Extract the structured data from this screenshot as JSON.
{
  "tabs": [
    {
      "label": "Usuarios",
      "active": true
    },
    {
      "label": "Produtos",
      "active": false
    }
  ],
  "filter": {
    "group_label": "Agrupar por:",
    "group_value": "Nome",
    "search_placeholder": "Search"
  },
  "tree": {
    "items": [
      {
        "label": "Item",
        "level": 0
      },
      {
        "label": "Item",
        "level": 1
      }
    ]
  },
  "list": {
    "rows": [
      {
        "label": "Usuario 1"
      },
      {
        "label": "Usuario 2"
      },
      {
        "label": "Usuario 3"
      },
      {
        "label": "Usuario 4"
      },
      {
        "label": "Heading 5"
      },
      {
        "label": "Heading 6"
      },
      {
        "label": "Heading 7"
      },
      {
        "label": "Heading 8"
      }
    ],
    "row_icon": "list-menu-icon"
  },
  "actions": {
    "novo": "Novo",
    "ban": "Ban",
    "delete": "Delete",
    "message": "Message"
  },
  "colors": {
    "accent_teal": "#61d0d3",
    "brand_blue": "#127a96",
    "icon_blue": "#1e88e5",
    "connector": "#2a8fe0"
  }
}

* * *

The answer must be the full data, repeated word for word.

> [RESULT OF THE EXERCISE]
Extract the structured data from this screenshot as JSON.
{
  "tabs": [
    {
      "label": "Usuarios",
      "active": true
    },
    {
      "label": "Produtos",
      "active": false
    }
  ],
  "filter": {
    "group_label": "Agrupar por:",
    "group_value": "Nome",
    "search_placeholder": "Search"
  },
  "tree": {
    "items": [
      {
        "label": "Item",
        "level": 0
      },
      {
        "label": "Item",
        "level": 1
      }
    ]
  },
  "list": {
    "rows": [
      {
        "label": "Usuario 1"
      },
      {
        "label": "Usuario 2"
      },
      {
        "label": "Usuario 3"
      },
      {
        "label": "Usuario 4"
      },
      {
        "label": "Heading 5"
      },
      {
        "label": "Heading 6"
      },
      {
        "label": "Heading 7"
      },
      {
        "label": "Heading 8"
      }
    ],
    "row_icon": "list-menu-icon"
  },
  "actions": {
    "novo": "Novo",
    "ban": "Ban",
    "delete": "Delete",
    "message": "Message"
  },
  "colors": {
    "accent_teal": "#61d0d3",
    "brand_blue": "#127a96",
    "icon_blue": "#1e88e5",
    "connector": "#2a8fe0"
  }
}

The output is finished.